A loan amortization schedule works by dividing the loan amount into equal monthly payments over the loan term. At the beginning, a larger portion of the payment goes towards interest, while over time, more of the payment is applied to the principal. The schedule helps borrowers track their progress in paying off the loan.
Why is it important to understand loan amortization schedules?
Understanding loan amortization schedules is crucial because they provide clarity on how payments are applied to the loan balance. It allows borrowers to plan their finances, see the impact of different payment amounts, and determine the total interest paid over the life of the loan.
Can I change my loan amortization schedule?
In most cases, you cannot change the loan amortization schedule. However, certain types of loans, such as adjustable-rate mortgages, may allow for adjustments in the schedule based on interest rate changes or refinancing options. It’s important to check with your lender for specific details.
What factors affect the loan amortization schedule?
Several factors can impact the loan amortization schedule, including the loan amount, interest rate, loan term, and any additional payments made towards the principal. These variables determine the size of the monthly payments and the speed at which the loan balance is reduced.

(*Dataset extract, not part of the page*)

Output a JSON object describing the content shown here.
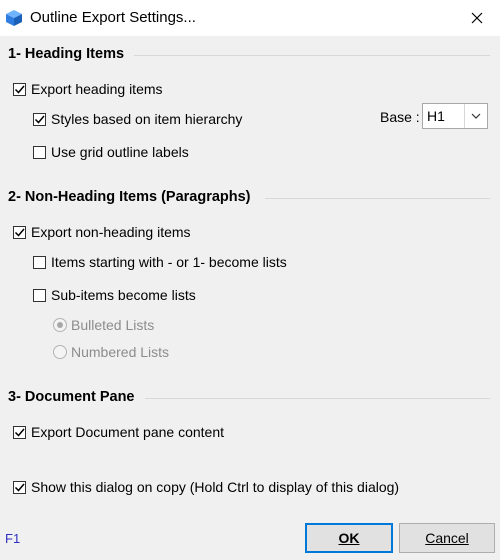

How can I use a loan amortization schedule to save money?
By utilizing a loan amortization schedule, you can identify opportunities to save money. Making additional payments towards the principal or refinancing at a lower interest rate can help reduce the total interest paid over the course of the loan. The schedule helps visualize the impact of these actions.

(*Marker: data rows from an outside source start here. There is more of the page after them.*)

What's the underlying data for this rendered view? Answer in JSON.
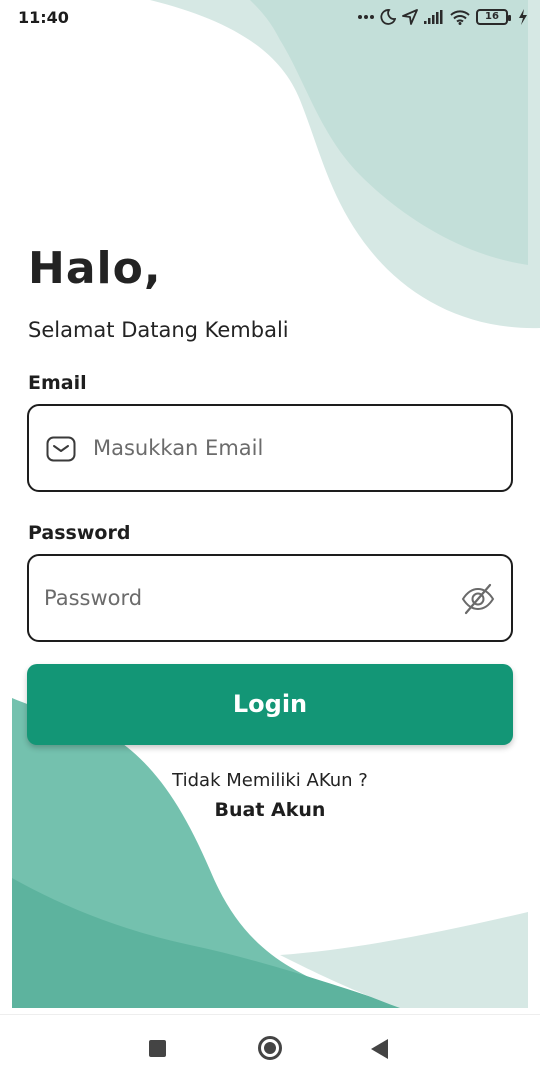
{
  "status_bar": {
    "time": "11:40",
    "battery_level": "16",
    "icons": [
      "more-dots-icon",
      "moon-icon",
      "location-arrow-icon",
      "signal-icon",
      "wifi-icon",
      "battery-icon",
      "charging-bolt-icon"
    ]
  },
  "login": {
    "greeting": "Halo,",
    "subtitle": "Selamat Datang Kembali",
    "email_label": "Email",
    "email_placeholder": "Masukkan Email",
    "email_value": "",
    "password_label": "Password",
    "password_placeholder": "Password",
    "password_value": "",
    "login_button": "Login",
    "signup_prompt": "Tidak Memiliki AKun ?",
    "signup_link": "Buat Akun"
  },
  "nav_bar": {
    "icons": [
      "recents-square-icon",
      "home-circle-icon",
      "back-triangle-icon"
    ]
  },
  "colors": {
    "primary": "#139676",
    "wave_light": "#d6e8e4",
    "wave_mid": "#c3dfd9",
    "wave_bottom_light": "#74c1ae",
    "wave_bottom_dark": "#5db39e"
  }
}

What happens if I miss a loan payment?
If you miss a loan payment, it can have various consequences depending on the lender’s policies. Usually, there may be a late fee and it can negatively impact your credit score. It’s essential to contact your lender as soon as possible to discuss the situation and explore potential solutions.
Can I pay off my loan early using a loan amortization schedule?
Yes, a loan amortization schedule allows you to determine the time and amount required to pay off your loan early. By making additional principal payments, you can reduce the total interest paid and shorten the loan term. The schedule provides visibility into the impact of these early payments.
Understanding loan amortization schedules is crucial for anyone seeking financial stability and responsible borrowing. By grasping the mechanics of these schedules, borrowers can gain clarity on their repayment plans, interest payments, and outstanding loan balances. With a clear understanding of the amortization process, individuals can make informed decisions about their loans and better manage their finances. By familiarizing themselves with the specifics of loan amortization schedules, borrowers can confidently navigate the repayment journey and ensure they stay on track towards achieving their financial goals.